The following biographical sketch is adapted from
the "News of the Church: Elder L. Lionel Kendrick of the First Quorum of
the Seventy" published in the Ensign for May 1988 on the occasion
of Elder Kendrick's first call to the First Quorum of the Seventy.
When the U.S. Air Force sent L. Lionel Kendrick to Nagoya,
Japan, he had been a Church member for just one month. The second Sunday,
the group leader approached Brother Kendrick with a priesthood manual and
said, “I feel impressed by the Spirit that you’re to be our priesthood
Brother Kendrick replied, “I’ve just been baptized.
I don’t even know what to teach.” Though he felt overwhelmed, he accepted
“It was a marvelous experience,” he says. “I had
to dig in early into the scriptures.” That early training in the scriptures
prepared him for greater and greater responsibilities in the Church, culminating
in his call to the First Quorum of the Seventy on April 2.
Elder Kendrick says that his conversion was both
gradual and sudden. In high school, he was active in his Protestant congregation

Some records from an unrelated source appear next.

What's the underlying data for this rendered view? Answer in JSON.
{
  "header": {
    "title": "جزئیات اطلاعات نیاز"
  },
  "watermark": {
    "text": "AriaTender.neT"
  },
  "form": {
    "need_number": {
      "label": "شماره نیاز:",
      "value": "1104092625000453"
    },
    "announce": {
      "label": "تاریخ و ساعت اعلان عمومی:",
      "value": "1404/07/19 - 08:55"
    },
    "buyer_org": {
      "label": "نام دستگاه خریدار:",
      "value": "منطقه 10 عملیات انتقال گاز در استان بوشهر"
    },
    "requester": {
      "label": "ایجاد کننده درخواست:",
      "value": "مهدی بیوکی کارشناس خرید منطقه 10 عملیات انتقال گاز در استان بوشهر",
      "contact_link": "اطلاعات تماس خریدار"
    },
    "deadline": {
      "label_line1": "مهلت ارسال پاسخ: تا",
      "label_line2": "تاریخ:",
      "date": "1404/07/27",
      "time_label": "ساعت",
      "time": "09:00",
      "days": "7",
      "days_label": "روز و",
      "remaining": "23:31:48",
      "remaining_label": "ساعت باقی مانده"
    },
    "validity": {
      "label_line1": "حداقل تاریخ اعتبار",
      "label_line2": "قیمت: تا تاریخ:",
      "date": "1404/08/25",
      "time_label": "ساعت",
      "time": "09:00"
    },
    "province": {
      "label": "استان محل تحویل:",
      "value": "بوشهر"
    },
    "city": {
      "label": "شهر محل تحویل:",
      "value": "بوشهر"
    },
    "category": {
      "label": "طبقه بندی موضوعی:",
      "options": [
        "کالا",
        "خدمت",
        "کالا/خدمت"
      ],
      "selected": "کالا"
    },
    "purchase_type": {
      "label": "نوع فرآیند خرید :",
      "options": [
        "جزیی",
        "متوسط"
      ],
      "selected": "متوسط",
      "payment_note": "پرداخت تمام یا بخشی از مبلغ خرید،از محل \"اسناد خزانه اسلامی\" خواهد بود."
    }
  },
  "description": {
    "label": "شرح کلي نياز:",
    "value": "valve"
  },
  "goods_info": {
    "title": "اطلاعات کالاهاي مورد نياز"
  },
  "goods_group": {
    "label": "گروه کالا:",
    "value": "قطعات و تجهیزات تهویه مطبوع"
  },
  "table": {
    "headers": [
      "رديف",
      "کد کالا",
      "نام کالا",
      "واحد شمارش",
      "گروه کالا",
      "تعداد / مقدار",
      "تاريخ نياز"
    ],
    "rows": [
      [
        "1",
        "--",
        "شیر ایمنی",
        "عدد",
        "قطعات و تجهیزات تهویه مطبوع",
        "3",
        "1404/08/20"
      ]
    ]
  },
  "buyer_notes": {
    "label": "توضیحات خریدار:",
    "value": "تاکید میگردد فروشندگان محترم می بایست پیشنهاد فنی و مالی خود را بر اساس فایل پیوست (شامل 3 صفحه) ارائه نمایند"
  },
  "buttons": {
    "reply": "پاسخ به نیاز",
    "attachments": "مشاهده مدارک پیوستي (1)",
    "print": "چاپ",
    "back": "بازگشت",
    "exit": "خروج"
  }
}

when he met Myrtis Lee Noble, who had been reared in the Church. He was
still active in his church when they married in 1952, his senior year at
Louisiana State University.
Before marriage, they had made an agreement concerning
religion. Sister Kendrick had explained that, since sacrament meeting attendance
was the Lord’s commandment, she wanted both of them to attend. She also
wanted them to pay a full
and honest tithing. She said that without those things their relationship
would suffer. Elder Kendrick responds, “I felt comfortable about those
points, so we paid a full tithing,” and he attended LDS services with his
Over the next two years, Lionel received a degree
in health and physical education, then taught high school before entering
the air force. The military soon sent him to officers personnel school
in Bellville, Illinois. The branch in Bellville was the turning
point for him. An LDS Sunday School class stimulated his desire to
learn the truth, and “by the second Sunday, I absolutely hungered to know,”
he says. “After a few months, the Spirit bore an undeniable witness. I
knew the Church was true and entered the waters of baptism.”
Brother Kendrick completed his military duty after
sixteen months in Nagoya. The Kendricks were sealed in the Hawaii Temple
in 1956 on the way home to Louisiana. Brother Kendrick then began teaching
at Pride High School, where he also coached the basketball and football
teams. Taking night and summer classes at LSU, he obtained a master’s degree
in 1958. A year later, Sister Kendrick received a B.A. in elementary education.
After six more years of teaching, Brother Kendrick
returned to LSU for an Ed.D. in health and physical education, which he
earned in 1967. In 1966, the family had moved to North Carolina when East
Carolina University offered him a position on the
faculty. In 1970, he became director of the ECU regional training center,
which offers programs and seminars in such areas of health as stress and
the effects of drugs and alcohol.
His work, though, has been second to family and church,
which the Kendricks feel are inseparable. They talk glowingly about their
family: their three sons—Larry, Jr., Hal, Dana—and their wives; their daughter,
Merri Ellen, and her husband; and their six grandchildren. “We’re a loving
and hugging family,” Elder Kendrick says. Sister Kendrick adds, “During
summer breaks, we took long vacations with our children. We also carefully
taught them the importance of gospel goals.”
Elder Kendrick loves Church service. He has served
in two bishoprics and as branch president of the Greenville Branch on the
ECU campus. After nine years as Kinston North Carolina Stake president,
he served three years as a regional representative assigned to North Carolina,
Georgia, and Alabama. In July 1985, he was called as mission president
of the Florida Tampa Mission.
“I have enjoyed every call,” he says. “The ones involving
direct contact with people have been most rewarding. This call to serve
with brethren I have always looked up to has taken me to the depths of
humility, and I have spent the last few days in soul searching. I feel
more keenly than ever the divinity and urgency of the Lord’s work.”
Elder Kendrick filled only one year of his five-year
call to the First Quorum of the Seventy before being called to the Second
Quorum on April 1, 1989. Again his service was shortened by another call,
this time an indefinite call back in the First Quorum, the call being sustained
April 6, 1991.
Elder Kendrick served as President of the Dallas Texas Temple from 1993 - 1995, as one of the last General Authorities to serve simultaneously as a Temple President.
Then on October 6, 2001, a grateful Church, assembled in the 171st Semi-annual General Conference, gave him a vote of appreciation as he was released from the First Quorum and named an Emeritus General Authority.